    So this really doesn't have to do with Obamacare...more to do with manufacturers not meeting US Food and Drug standards. Lines get shut down and other companies struggle to make up the difference in production.

  • ginaosbo Jun 1, 2011

    ObamaCare, working for you, so you don't have to!

  • ECUGrl2015 May 31, 2011

    Hmm Obamacare still sounding good to everyone? This has been going on in Canada for years.

  • MudLife May 31, 2011

    Well here's a hint stop handing out Percocet for every little thing. An orthopedic told me when i had a broke hand that all the ER wants to do is hand it out for everything they can. Plus so many people prescription drug addicts trying everything they can to get a hold of it. So that's your 2 problems there.

  • tarheellye May 31, 2011

    Minor correction--not "neorepinephrine," it's norepinephrine.

  • obs May 30, 2011

    "The hospital hasn't passed the higher price onto patients." This is hilarious. Maybe they are too busy charging patients $100.00 per pillow or $90.00 per IV syringe or 450.00 per titanium screw.

  • Milkman May 30, 2011

    The side effects of Obamacare have started and will only continue to get worse. There are provisions in the law that make it very unprofitable to make drugs such as the ones in question. Less regulation would lead to more drugs, but telling a drug company they have to inform the FDA 6 months before dropping a drug is fair.

  • burnhace May 27, 2011

    When there is so much money in the practice of medicine, is it any wonder that many people in that field are in it only for the money?
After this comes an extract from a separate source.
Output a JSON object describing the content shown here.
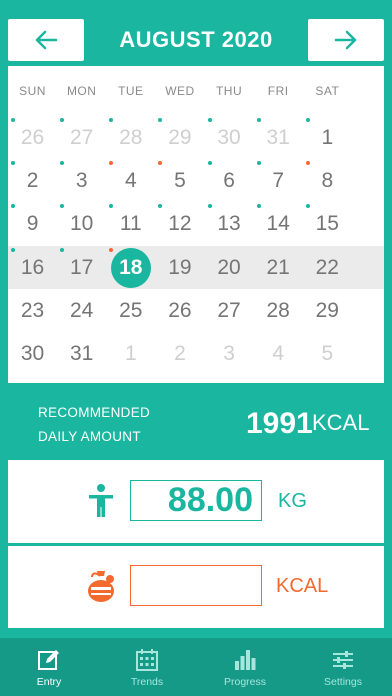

We don't hear about greedy teachers or firemen do we? Oh wait. I forgot Wisconsin.

  • davidgnews May 27, 2011

    So who didn't plan properly here? The pharmcos or the hospitals?

    Someone is either clearly asleep at the switch, or overprotective of their relative market(s). We're talking about commonly used medicine here, so there should be no excuse.

    I agree oceancandle, it's all about the dollar. There are already a lot of people in healthcare that are only there to make money and care little about anything else.

  • oceancandle May 26, 2011

    This is all about the dollar, not the patients. Patients don't matter when it comes down to money.